February 22, 2015 Updated: July 18, 2015

There are live streaming options available for watching the Academy Awards on Sunday night.

The early access and backstage portion of the awards ceremony starts at 7 p.m. ET. One can watch the Oscars via the Watch ABC app, which is accessible here.  It’s available on Google Play and the Apple App Store.

Here’s what the Oscars site says on scheduling:

RED CARPET: Fashion, fashion and more fashion! Watch your favorite celebrities walk the red carpet in stunning ensembles only seen at The Oscars
BACKSTAGE: What happens behind the red curtains during Hollywood’s biggest night? Now you can find out with access to candid backstage cameras
WINNERS: Catch the winners’ first thoughts as they step backstage after their acceptance speeches
MORE: And there’s even more to be seen on The Oscars Backstage— the ultimate viewing companion for Oscar Sunday

 

The Associated Press has more:

The Oscar movies this year may be small, but they’re packing a lot of drama.

When the 87th Academy Awards kick off Sunday night at 8:30 EST, the Dolby Theatre in Los Angeles will be buzzing with something the Oscars haven’t always had in recent years: genuine intrigue at who the night’s biggest winners will be.

The Oscars may also have another sight unusual to Southern California: rain. Light afternoon showers are expected, which could dampen red-carpet arrivals (though the carpet itself is under a glass tent).

With a co-leading nine nominations, Alejandro Inarritu’s backstage comedy “Birdman (or The Unexpected Virtue of Ignorance)” flies in with the strongest wind at its back.

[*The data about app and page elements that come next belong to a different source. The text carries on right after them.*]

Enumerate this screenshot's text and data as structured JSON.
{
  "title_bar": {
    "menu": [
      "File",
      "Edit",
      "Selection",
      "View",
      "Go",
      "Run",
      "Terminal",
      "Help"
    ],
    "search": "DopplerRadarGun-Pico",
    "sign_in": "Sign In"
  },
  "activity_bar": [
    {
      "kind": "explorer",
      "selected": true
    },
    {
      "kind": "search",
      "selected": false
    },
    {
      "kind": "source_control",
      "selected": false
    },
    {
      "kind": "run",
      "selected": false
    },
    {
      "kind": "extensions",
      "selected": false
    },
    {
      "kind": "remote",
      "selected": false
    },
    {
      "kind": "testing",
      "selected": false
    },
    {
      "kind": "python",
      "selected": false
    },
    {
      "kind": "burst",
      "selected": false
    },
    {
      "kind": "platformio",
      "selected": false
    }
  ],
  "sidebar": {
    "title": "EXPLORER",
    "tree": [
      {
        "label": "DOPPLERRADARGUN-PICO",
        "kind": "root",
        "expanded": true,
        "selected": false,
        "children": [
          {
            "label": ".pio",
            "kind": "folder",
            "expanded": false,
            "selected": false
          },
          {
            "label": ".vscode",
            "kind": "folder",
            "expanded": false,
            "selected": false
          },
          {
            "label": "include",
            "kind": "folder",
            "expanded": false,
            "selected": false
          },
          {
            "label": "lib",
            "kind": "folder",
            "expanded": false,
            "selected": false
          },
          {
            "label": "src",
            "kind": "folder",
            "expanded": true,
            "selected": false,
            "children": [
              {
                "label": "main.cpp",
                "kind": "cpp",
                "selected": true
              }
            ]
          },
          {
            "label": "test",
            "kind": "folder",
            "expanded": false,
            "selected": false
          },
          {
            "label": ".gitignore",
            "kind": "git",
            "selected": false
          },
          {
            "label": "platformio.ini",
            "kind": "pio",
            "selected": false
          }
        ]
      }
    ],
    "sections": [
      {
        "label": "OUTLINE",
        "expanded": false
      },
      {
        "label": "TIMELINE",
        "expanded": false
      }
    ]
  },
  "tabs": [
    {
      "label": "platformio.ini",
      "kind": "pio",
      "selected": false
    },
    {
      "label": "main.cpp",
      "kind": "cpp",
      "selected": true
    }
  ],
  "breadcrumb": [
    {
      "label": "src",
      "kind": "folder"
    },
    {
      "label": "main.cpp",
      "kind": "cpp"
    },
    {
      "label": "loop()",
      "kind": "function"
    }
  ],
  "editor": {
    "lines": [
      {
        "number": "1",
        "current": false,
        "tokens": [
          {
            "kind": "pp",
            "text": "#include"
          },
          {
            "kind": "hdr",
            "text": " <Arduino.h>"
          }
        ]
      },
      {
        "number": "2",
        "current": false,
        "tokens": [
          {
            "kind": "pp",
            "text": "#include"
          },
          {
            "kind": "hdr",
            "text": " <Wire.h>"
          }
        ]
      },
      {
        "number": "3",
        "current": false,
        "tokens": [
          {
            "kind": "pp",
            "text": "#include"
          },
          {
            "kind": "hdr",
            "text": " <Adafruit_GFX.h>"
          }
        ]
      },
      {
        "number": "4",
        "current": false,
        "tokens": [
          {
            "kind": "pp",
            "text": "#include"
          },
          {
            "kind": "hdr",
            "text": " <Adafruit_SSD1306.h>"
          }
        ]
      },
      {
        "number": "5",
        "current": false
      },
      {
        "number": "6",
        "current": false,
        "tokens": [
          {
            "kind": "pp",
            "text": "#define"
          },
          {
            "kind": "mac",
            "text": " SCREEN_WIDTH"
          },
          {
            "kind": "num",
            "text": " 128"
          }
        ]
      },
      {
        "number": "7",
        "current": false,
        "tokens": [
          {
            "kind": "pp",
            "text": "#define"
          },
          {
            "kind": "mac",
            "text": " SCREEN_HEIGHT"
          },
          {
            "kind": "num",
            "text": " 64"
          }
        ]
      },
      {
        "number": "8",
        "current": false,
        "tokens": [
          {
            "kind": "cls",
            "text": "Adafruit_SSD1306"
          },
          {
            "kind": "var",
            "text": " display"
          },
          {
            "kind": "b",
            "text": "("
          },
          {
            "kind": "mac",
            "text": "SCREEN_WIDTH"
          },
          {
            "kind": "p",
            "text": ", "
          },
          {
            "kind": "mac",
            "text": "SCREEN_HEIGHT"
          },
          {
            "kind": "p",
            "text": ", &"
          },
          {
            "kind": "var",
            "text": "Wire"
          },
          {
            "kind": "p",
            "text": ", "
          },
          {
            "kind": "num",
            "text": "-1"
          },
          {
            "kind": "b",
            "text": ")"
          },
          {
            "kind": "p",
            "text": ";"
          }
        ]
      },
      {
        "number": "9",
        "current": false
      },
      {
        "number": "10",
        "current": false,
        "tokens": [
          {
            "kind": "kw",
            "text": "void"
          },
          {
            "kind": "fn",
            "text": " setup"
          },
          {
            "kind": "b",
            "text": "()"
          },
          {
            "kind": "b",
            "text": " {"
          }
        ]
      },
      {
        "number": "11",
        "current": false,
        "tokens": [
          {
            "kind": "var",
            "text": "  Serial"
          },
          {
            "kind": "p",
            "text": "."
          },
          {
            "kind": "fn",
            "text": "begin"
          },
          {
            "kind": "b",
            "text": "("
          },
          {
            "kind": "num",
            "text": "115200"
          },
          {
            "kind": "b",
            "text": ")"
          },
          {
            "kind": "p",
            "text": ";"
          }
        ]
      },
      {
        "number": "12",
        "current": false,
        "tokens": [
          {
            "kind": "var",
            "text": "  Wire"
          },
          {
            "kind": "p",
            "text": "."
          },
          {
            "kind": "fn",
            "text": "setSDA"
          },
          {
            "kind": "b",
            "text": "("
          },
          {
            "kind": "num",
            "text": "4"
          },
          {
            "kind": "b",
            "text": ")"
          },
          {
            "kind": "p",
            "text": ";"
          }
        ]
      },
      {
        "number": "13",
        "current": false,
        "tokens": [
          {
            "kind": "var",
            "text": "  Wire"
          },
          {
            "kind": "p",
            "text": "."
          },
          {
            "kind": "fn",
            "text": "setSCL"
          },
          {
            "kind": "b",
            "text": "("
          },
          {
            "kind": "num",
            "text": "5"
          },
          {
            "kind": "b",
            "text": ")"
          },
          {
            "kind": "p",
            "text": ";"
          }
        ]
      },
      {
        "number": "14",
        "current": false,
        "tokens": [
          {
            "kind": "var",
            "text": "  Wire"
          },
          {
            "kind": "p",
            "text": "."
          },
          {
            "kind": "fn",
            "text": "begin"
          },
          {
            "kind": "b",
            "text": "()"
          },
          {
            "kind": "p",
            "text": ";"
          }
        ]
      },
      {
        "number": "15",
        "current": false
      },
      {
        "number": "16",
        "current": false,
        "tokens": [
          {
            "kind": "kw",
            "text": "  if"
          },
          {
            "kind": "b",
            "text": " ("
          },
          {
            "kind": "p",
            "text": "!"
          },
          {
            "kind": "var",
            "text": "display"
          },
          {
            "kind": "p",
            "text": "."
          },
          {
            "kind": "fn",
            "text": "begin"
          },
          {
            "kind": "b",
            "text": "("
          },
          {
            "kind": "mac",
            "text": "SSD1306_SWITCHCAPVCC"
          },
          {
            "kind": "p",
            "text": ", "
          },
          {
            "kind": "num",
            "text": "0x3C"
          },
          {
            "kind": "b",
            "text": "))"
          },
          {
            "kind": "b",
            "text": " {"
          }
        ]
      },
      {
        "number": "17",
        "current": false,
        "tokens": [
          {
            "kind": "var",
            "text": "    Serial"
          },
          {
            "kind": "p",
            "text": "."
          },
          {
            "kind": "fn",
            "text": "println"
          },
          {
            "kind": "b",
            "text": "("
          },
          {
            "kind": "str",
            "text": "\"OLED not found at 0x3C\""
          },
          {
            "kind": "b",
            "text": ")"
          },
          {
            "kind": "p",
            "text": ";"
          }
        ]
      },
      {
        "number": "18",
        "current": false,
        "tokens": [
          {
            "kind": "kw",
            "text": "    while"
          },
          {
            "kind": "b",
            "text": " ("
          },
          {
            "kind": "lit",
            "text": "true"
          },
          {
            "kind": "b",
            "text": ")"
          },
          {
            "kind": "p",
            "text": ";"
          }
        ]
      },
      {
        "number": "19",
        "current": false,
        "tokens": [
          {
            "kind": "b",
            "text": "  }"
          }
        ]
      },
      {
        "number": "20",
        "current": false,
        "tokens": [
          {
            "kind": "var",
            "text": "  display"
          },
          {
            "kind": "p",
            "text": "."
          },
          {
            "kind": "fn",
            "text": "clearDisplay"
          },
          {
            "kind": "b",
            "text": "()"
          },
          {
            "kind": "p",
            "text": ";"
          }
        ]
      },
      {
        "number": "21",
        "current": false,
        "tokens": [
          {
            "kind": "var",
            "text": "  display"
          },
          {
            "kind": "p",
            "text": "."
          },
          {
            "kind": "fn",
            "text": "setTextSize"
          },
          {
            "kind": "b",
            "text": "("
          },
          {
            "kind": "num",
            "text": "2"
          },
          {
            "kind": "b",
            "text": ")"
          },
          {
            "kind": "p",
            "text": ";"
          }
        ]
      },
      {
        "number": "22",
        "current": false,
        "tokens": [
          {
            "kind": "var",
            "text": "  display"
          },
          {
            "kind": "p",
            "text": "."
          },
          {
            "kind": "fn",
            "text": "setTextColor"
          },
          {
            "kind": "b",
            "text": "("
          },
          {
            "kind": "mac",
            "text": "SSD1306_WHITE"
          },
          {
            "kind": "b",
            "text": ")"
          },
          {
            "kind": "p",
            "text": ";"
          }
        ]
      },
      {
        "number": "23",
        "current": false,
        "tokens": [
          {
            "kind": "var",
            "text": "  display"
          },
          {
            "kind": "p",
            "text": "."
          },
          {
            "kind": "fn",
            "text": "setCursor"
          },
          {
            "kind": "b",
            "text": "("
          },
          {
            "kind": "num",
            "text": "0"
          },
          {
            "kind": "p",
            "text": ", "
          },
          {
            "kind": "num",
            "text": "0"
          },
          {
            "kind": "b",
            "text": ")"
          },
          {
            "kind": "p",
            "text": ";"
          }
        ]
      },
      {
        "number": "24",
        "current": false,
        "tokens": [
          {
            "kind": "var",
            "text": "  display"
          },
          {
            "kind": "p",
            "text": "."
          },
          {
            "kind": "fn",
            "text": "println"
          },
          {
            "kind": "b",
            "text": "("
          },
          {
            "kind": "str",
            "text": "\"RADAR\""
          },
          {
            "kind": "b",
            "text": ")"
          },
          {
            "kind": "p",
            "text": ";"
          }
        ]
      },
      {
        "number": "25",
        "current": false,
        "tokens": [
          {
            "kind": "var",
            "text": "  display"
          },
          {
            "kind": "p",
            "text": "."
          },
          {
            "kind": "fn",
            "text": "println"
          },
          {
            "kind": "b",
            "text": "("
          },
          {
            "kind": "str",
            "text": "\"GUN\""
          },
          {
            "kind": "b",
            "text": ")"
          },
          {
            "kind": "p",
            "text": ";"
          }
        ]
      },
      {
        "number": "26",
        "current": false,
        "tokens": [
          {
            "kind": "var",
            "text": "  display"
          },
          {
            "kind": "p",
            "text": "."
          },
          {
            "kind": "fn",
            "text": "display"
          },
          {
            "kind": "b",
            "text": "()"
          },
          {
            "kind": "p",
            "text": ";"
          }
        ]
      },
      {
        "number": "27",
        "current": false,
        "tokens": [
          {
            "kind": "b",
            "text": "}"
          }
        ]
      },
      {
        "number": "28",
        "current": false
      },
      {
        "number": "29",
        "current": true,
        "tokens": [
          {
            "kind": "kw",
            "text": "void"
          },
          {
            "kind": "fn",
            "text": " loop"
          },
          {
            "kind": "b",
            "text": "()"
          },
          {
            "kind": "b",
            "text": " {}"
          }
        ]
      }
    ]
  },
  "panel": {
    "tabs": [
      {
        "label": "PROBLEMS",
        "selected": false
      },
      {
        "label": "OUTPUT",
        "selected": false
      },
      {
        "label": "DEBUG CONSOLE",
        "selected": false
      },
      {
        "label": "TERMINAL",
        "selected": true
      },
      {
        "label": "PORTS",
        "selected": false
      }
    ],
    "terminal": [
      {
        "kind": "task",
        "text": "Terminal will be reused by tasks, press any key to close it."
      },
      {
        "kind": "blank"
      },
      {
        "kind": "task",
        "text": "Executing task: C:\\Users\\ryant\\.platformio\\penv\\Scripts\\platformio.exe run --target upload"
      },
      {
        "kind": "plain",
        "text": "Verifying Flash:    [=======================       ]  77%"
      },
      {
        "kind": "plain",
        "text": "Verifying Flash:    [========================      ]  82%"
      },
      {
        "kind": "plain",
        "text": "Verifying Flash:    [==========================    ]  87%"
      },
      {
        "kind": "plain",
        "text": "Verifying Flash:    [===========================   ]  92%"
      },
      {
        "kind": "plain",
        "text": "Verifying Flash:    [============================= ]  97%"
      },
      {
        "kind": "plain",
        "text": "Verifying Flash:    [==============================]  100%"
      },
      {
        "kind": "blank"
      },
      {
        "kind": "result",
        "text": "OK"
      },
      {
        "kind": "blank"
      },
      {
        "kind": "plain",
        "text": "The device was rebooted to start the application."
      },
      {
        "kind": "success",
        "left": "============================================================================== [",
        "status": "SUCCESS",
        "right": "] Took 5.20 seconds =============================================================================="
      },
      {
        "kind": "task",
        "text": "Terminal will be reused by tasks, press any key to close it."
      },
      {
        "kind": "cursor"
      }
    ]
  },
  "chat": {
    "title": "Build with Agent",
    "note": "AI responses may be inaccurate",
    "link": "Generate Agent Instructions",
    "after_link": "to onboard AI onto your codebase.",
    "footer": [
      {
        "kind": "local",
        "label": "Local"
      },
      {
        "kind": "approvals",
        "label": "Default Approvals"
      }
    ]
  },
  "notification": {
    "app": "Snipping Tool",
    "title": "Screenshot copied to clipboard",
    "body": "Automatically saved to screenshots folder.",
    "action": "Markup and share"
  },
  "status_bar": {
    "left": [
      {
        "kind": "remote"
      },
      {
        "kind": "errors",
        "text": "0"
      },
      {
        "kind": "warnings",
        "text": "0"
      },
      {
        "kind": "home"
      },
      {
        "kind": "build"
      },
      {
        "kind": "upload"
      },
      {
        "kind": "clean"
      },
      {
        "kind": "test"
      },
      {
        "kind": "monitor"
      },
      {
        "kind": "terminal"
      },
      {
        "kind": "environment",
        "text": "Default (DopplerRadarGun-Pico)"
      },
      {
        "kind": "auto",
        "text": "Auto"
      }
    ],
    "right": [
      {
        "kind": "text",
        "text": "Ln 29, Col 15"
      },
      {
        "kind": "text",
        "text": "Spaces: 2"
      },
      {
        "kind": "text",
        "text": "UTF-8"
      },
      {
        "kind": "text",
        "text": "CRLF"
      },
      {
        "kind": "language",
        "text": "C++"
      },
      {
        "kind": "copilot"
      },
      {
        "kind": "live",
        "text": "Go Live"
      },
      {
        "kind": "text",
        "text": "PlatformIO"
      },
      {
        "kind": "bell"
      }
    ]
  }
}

It topped the acting, directing and producing guild awards, which are often strong predictors of what the Academy of Motion Pictures Arts and Sciences will vote for.

“Birdman” also won best feature at Saturday’s Independent Film Spirit Awards, further boosting its momentum. At the pre-Oscars beachside bash, star Michael Keaton, who won best actor, proclaimed the film “bold cinema” and “a game changer,” a judgment shared by many in Hollywood who no doubt recognize something in Keaton’s character’s out-of-control ego.